▸ ABOUT THIS TASK
For this exercise, report every line of the material that includes "CGQREQ".
────
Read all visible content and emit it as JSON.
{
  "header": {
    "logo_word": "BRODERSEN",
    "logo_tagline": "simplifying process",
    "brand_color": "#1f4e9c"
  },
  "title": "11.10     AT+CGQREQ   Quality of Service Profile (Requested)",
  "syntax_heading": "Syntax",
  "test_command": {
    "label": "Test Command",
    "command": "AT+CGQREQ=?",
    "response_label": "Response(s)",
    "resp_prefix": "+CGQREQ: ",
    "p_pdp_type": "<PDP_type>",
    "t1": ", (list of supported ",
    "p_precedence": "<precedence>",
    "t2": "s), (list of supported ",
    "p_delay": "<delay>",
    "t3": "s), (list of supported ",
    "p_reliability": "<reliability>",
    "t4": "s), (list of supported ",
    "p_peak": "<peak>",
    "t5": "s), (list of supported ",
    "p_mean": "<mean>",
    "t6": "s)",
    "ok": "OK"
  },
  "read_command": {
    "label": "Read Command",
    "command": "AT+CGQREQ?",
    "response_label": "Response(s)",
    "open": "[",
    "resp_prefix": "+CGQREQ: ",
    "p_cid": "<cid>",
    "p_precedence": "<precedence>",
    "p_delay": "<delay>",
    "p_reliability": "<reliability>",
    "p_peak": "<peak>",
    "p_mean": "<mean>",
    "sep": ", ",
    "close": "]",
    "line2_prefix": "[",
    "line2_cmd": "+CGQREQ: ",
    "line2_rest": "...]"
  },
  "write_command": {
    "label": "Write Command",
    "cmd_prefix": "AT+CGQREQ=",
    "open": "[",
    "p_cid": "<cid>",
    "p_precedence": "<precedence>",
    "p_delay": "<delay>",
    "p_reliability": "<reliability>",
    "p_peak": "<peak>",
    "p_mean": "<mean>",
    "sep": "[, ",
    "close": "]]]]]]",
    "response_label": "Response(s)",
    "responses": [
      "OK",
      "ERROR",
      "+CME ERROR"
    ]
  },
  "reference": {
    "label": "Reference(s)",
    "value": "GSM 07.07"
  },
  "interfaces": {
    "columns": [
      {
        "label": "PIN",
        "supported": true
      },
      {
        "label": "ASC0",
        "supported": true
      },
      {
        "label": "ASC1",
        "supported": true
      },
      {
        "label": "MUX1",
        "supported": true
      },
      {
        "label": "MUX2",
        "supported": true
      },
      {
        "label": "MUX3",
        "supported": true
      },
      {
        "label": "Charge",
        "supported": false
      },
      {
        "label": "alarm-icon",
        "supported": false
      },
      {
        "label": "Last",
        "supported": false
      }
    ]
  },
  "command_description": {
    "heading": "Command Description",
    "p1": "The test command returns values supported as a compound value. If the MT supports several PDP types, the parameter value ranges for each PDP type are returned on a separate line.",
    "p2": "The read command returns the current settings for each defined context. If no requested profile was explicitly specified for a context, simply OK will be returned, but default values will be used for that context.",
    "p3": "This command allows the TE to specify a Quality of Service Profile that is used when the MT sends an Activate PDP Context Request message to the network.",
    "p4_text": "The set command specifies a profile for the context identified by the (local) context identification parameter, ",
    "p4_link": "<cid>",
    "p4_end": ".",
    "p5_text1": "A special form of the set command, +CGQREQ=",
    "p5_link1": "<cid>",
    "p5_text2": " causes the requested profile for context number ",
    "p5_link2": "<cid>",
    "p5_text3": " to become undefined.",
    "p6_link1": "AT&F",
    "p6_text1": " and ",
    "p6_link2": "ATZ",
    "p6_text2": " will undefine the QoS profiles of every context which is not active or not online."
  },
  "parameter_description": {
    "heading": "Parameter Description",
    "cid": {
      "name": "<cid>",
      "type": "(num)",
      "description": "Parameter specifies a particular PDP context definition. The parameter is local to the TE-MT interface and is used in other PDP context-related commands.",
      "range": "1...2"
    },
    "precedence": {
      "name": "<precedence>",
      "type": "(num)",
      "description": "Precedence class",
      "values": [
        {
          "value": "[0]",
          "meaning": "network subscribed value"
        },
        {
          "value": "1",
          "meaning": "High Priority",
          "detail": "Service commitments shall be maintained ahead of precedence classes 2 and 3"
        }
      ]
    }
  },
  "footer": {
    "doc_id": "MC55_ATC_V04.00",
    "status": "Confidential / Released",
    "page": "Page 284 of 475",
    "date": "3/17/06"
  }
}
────
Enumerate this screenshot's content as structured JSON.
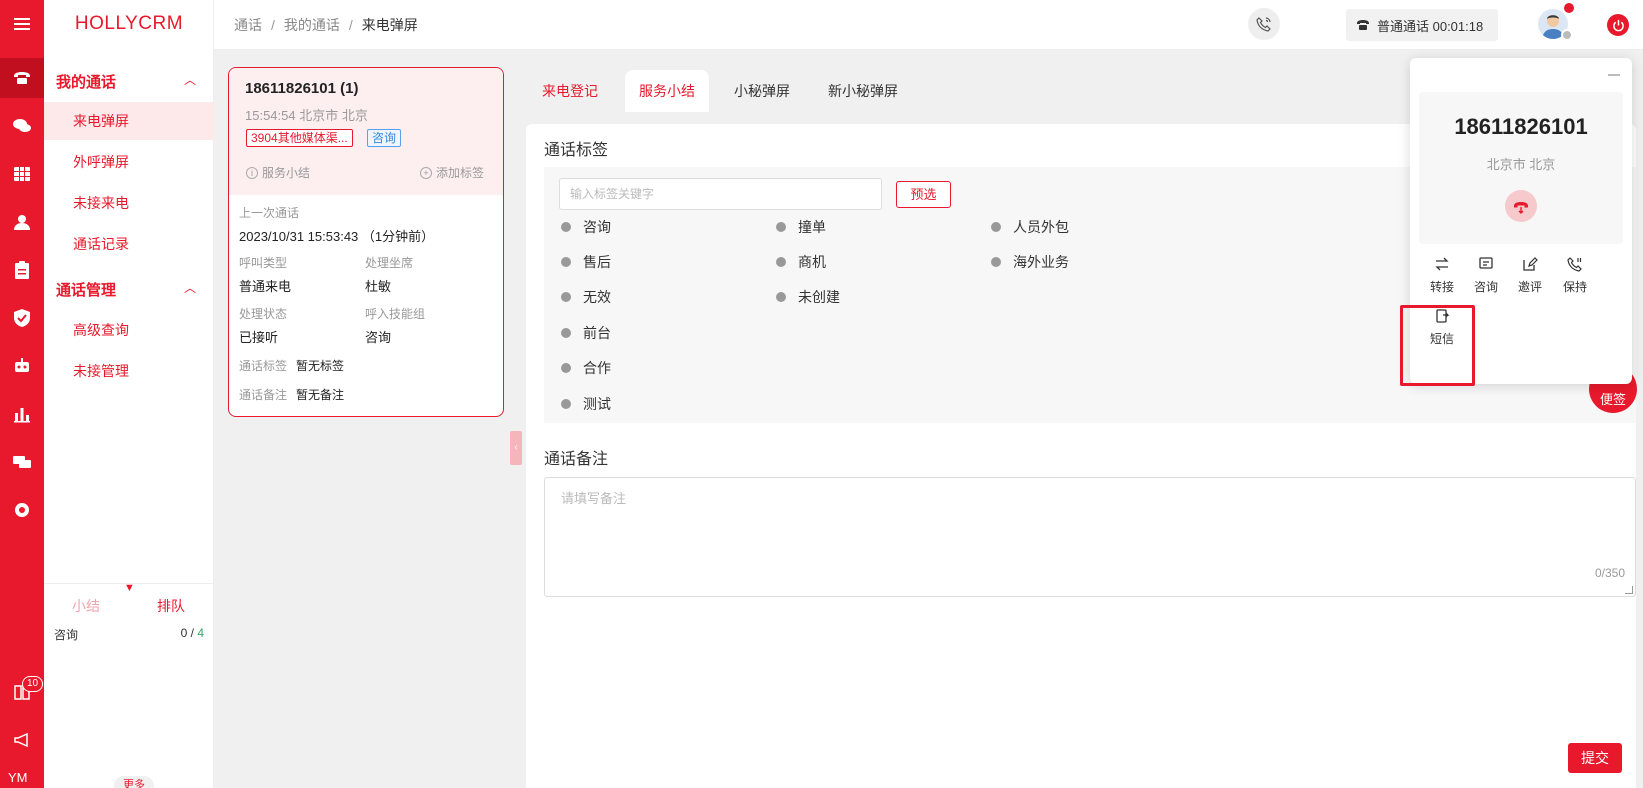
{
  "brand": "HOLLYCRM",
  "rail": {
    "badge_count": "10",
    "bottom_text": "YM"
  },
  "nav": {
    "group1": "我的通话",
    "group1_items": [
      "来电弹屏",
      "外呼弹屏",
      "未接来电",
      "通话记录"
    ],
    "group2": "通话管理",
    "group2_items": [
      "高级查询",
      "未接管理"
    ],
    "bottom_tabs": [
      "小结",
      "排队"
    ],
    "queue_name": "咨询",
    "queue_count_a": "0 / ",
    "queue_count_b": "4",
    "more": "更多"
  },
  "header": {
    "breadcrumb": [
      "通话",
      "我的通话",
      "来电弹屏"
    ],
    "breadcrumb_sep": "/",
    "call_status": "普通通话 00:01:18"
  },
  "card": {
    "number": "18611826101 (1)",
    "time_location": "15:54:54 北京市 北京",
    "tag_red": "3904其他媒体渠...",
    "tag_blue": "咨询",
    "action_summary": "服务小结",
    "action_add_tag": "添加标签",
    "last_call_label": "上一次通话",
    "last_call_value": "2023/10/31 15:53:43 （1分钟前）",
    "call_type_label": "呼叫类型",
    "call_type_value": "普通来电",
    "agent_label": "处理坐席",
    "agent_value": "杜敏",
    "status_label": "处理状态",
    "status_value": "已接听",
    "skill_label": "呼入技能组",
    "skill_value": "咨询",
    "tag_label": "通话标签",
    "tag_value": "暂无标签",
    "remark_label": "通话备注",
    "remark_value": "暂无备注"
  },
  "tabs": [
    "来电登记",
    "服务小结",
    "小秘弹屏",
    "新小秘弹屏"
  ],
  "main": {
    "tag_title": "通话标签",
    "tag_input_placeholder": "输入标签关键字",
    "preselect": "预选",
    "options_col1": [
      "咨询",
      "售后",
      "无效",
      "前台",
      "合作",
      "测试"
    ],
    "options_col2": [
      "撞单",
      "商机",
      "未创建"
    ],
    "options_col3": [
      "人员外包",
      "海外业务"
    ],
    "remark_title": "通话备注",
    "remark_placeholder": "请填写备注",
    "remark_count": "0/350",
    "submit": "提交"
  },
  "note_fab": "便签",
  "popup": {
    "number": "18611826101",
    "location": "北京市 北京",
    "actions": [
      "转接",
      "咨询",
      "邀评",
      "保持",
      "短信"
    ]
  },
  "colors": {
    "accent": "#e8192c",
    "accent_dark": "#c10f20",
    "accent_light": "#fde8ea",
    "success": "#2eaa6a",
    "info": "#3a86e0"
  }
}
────
▸ TASK RESPONSE
  "title": "11.10     AT+CGQREQ   Quality of Service Profile (Requested)",
    "command": "AT+CGQREQ=?",
    "resp_prefix": "+CGQREQ: ",
    "command": "AT+CGQREQ?",
    "resp_prefix": "+CGQREQ: ",
    "line2_cmd": "+CGQREQ: ",
    "cmd_prefix": "AT+CGQREQ=",
    "p5_text1": "A special form of the set command, +CGQREQ=",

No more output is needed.